For the data below, work out how many lines include the string "value" and report only the number.

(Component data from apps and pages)
-- Opening Marker --

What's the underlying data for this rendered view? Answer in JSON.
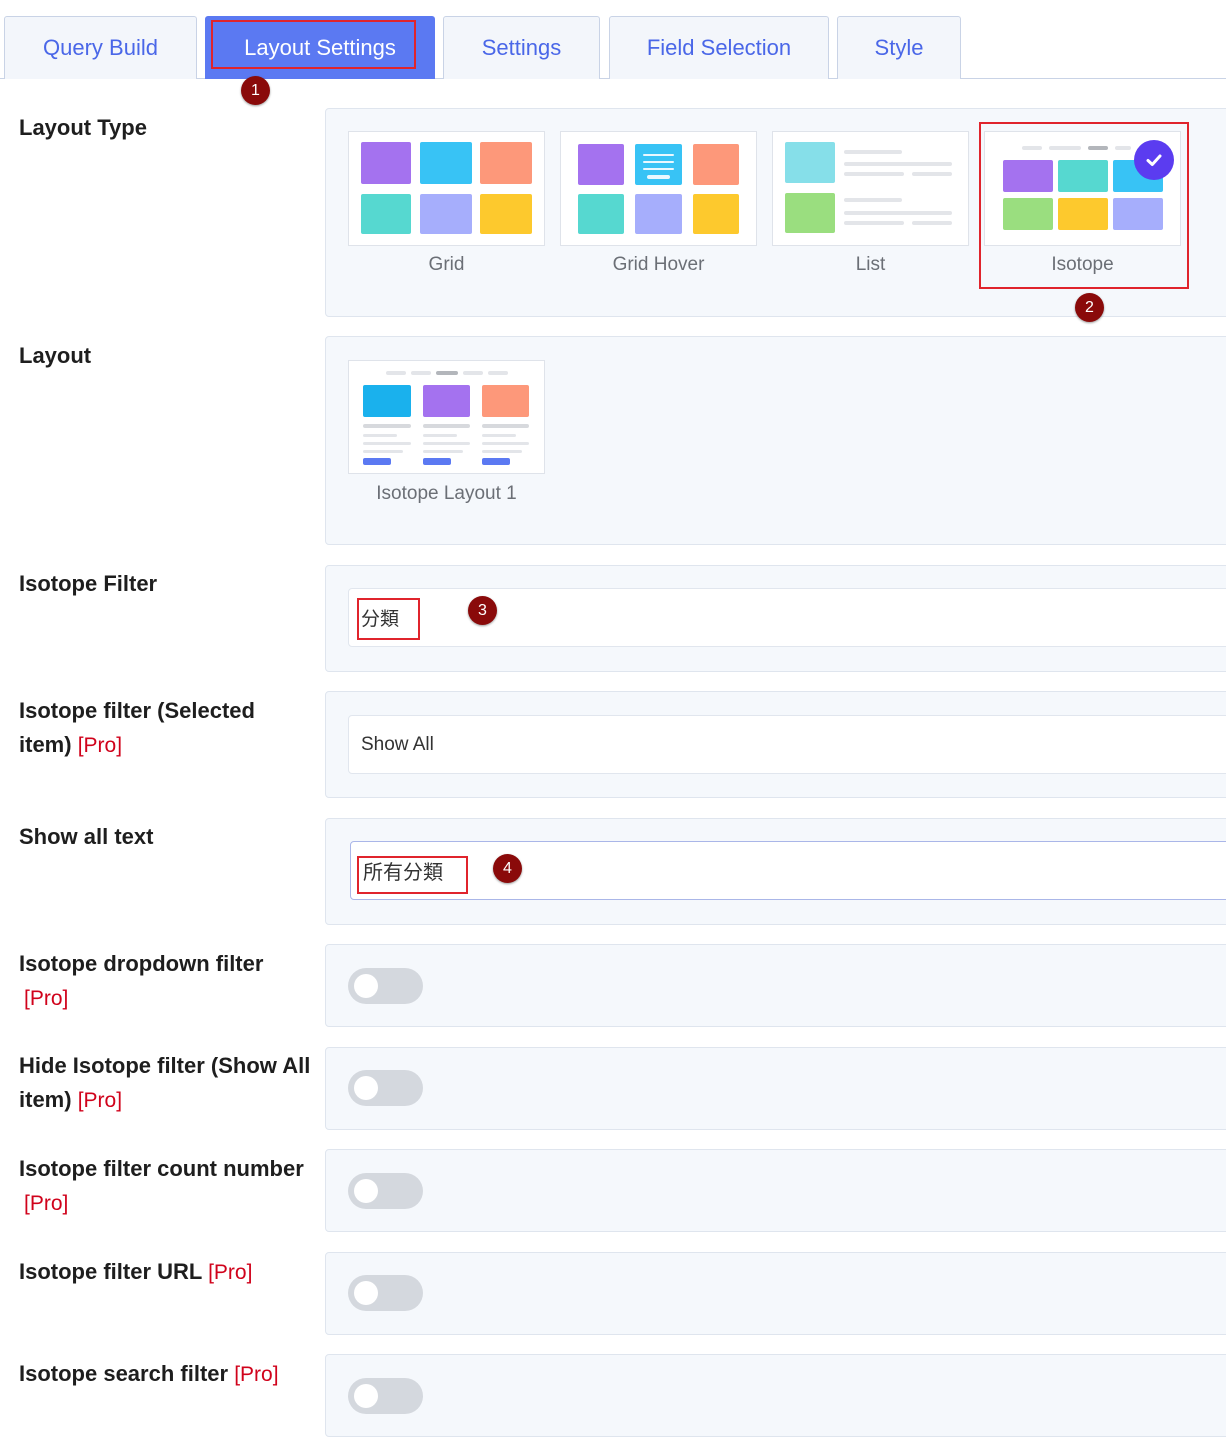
{
  "tabs": [
    {
      "label": "Query Build"
    },
    {
      "label": "Layout Settings"
    },
    {
      "label": "Settings"
    },
    {
      "label": "Field Selection"
    },
    {
      "label": "Style"
    }
  ],
  "active_tab": "Layout Settings",
  "markers": [
    "1",
    "2",
    "3",
    "4"
  ],
  "layout_type": {
    "label": "Layout Type",
    "options": [
      {
        "label": "Grid"
      },
      {
        "label": "Grid Hover"
      },
      {
        "label": "List"
      },
      {
        "label": "Isotope"
      }
    ],
    "selected": "Isotope"
  },
  "layout": {
    "label": "Layout",
    "options": [
      {
        "label": "Isotope Layout 1"
      }
    ]
  },
  "isotope_filter": {
    "label": "Isotope Filter",
    "value": "分類"
  },
  "isotope_filter_selected": {
    "label": "Isotope filter (Selected",
    "label2": "item)",
    "pro": "[Pro]",
    "value": "Show All"
  },
  "show_all_text": {
    "label": "Show all text",
    "value": "所有分類"
  },
  "dropdown_filter": {
    "label": "Isotope dropdown filter",
    "pro": "[Pro]",
    "enabled": false
  },
  "hide_filter": {
    "label": "Hide Isotope filter (Show All",
    "label2": "item)",
    "pro": "[Pro]",
    "enabled": false
  },
  "count_number": {
    "label": "Isotope filter count number",
    "pro": "[Pro]",
    "enabled": false
  },
  "filter_url": {
    "label": "Isotope filter URL",
    "pro": "[Pro]",
    "enabled": false
  },
  "search_filter": {
    "label": "Isotope search filter",
    "pro": "[Pro]",
    "enabled": false
  },
  "colors": {
    "accent": "#5b79f2",
    "annotation": "#e0242c",
    "marker": "#8a0a0a",
    "pro": "#d0021b"
  }
}
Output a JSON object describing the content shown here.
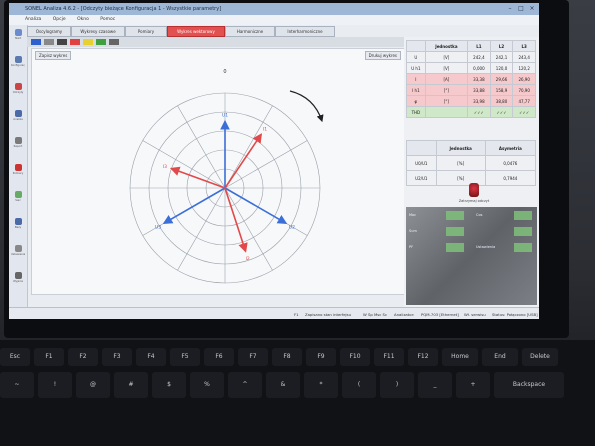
{
  "window": {
    "title": "SONEL Analiza 4.6.2 - [Odczyty bieżące Konfiguracja 1 - Wszystkie parametry]",
    "minimize": "–",
    "maximize": "□",
    "close": "×"
  },
  "menu": [
    "Analiza",
    "Opcje",
    "Okno",
    "Pomoc"
  ],
  "tabs": [
    {
      "label": "Oscylogramy",
      "active": false
    },
    {
      "label": "Wykresy czasowe",
      "active": false
    },
    {
      "label": "Pomiary",
      "active": false
    },
    {
      "label": "Wykres wektorowy",
      "active": true
    },
    {
      "label": "Harmoniczne",
      "active": false
    },
    {
      "label": "Interharmoniczne",
      "active": false
    }
  ],
  "color_swatches": [
    "#2e5fcf",
    "#888888",
    "#444444",
    "#e04040",
    "#e8d030",
    "#40a040",
    "#666666"
  ],
  "sidebar": [
    {
      "label": "Start",
      "icon": "home-icon",
      "color": "#6a8ccf"
    },
    {
      "label": "Konfiguracja",
      "icon": "wrench-icon",
      "color": "#5a7ab0"
    },
    {
      "label": "Odczyty",
      "icon": "meter-icon",
      "color": "#c44"
    },
    {
      "label": "Analiza",
      "icon": "chart-icon",
      "color": "#4a6aa8"
    },
    {
      "label": "Raport",
      "icon": "document-icon",
      "color": "#7a7a7a"
    },
    {
      "label": "Pomiary",
      "icon": "gauge-icon",
      "color": "#c33"
    },
    {
      "label": "Sieć",
      "icon": "grid-icon",
      "color": "#6a6"
    },
    {
      "label": "Bazy",
      "icon": "database-icon",
      "color": "#4a6aa8"
    },
    {
      "label": "Ustawienia",
      "icon": "gear-icon",
      "color": "#888"
    },
    {
      "label": "Wyjście",
      "icon": "exit-icon",
      "color": "#666"
    }
  ],
  "diagram": {
    "left_button": "Zapisz wykres",
    "right_button": "Drukuj wykres",
    "top_label": "0",
    "rotation": "clockwise",
    "colors": {
      "voltage": "#3a6fd8",
      "current": "#e04a4a"
    },
    "vectors": [
      {
        "label": "U1",
        "angle_deg": 0,
        "magnitude": 0.7,
        "type": "voltage"
      },
      {
        "label": "U2",
        "angle_deg": 120,
        "magnitude": 0.74,
        "type": "voltage"
      },
      {
        "label": "U3",
        "angle_deg": 240,
        "magnitude": 0.74,
        "type": "voltage"
      },
      {
        "label": "I1",
        "angle_deg": 34,
        "magnitude": 0.68,
        "type": "current"
      },
      {
        "label": "I2",
        "angle_deg": 162,
        "magnitude": 0.7,
        "type": "current"
      },
      {
        "label": "I3",
        "angle_deg": 290,
        "magnitude": 0.6,
        "type": "current"
      }
    ]
  },
  "measurements": {
    "headers": [
      "",
      "Jednostka",
      "L1",
      "L2",
      "L3"
    ],
    "rows": [
      {
        "name": "U",
        "unit": "[V]",
        "l1": "242,4",
        "l2": "242,1",
        "l3": "243,4",
        "style": ""
      },
      {
        "name": "U h1",
        "unit": "[V]",
        "l1": "0,000",
        "l2": "120,0",
        "l3": "120,2",
        "style": ""
      },
      {
        "name": "I",
        "unit": "[A]",
        "l1": "33,38",
        "l2": "29,66",
        "l3": "26,90",
        "style": "pink"
      },
      {
        "name": "I h1",
        "unit": "[°]",
        "l1": "33,88",
        "l2": "158,9",
        "l3": "70,90",
        "style": "pink"
      },
      {
        "name": "φ",
        "unit": "[°]",
        "l1": "33,98",
        "l2": "38,80",
        "l3": "47,77",
        "style": "pink"
      },
      {
        "name": "THD",
        "unit": "",
        "l1": "✓✓✓",
        "l2": "✓✓✓",
        "l3": "✓✓✓",
        "style": "green"
      }
    ]
  },
  "unbalance": {
    "headers": [
      "",
      "Jednostka",
      "Asymetria"
    ],
    "rows": [
      {
        "name": "U0/U1",
        "unit": "[%]",
        "value": "0,0476"
      },
      {
        "name": "U2/U1",
        "unit": "[%]",
        "value": "0,7944"
      }
    ]
  },
  "knob_label": "Zatrzymaj odczyt",
  "photo_labels": [
    "Moc",
    "Sum",
    "PF",
    "Cos",
    "Ustawienia"
  ],
  "statusbar": {
    "left": "F1",
    "mid1": "Zapisano stan interfejsu",
    "mid2": "W Sp Msc Sc",
    "analyzer": "Analizator:",
    "model": "PQM-703 [Ethernet]",
    "link": "Wł. serwisu",
    "right": "Status: Połączono [USB]"
  },
  "keyboard_keys": [
    "Esc",
    "F1",
    "F2",
    "F3",
    "F4",
    "F5",
    "F6",
    "F7",
    "F8",
    "F9",
    "F10",
    "F11",
    "F12",
    "Home",
    "End",
    "Delete",
    "~",
    "!",
    "@",
    "#",
    "$",
    "%",
    "^",
    "&",
    "*",
    "(",
    ")",
    "_",
    "+",
    "Backspace"
  ]
}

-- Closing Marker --

> TASK ANSWER: 5